## [Exercise brief]
Select all lines holding the word "name" from the entries that follow.
──────── Given entries
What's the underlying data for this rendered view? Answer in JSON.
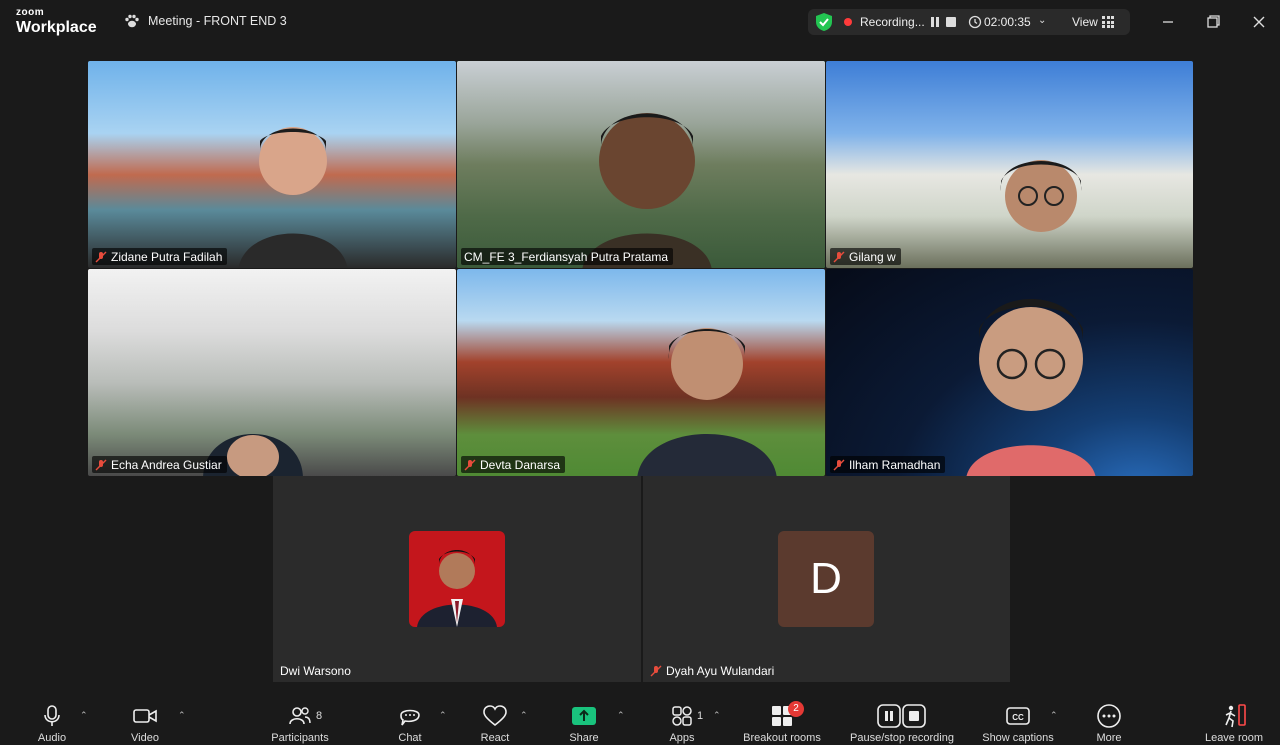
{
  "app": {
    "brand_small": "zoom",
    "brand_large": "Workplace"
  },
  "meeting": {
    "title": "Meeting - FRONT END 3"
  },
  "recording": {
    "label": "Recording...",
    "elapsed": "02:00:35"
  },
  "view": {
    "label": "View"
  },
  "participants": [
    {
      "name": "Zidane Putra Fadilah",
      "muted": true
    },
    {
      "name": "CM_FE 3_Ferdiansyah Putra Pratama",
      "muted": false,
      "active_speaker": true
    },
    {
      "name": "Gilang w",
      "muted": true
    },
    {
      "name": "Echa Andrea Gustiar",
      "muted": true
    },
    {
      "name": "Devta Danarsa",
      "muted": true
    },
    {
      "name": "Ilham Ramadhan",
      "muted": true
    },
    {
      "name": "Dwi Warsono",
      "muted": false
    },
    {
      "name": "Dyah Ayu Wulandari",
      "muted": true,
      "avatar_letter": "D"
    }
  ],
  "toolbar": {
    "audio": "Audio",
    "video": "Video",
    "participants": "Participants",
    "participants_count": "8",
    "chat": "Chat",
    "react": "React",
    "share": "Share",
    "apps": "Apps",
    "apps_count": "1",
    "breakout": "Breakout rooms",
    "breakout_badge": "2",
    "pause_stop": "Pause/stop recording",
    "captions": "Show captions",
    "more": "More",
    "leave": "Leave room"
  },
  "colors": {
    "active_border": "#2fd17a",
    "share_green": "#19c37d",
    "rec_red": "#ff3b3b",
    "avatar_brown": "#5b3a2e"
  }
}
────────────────
## [Exercise result]
      "name": "Zidane Putra Fadilah",
      "name": "CM_FE 3_Ferdiansyah Putra Pratama",
      "name": "Gilang w",
      "name": "Echa Andrea Gustiar",
      "name": "Devta Danarsa",
      "name": "Ilham Ramadhan",
      "name": "Dwi Warsono",
      "name": "Dyah Ayu Wulandari",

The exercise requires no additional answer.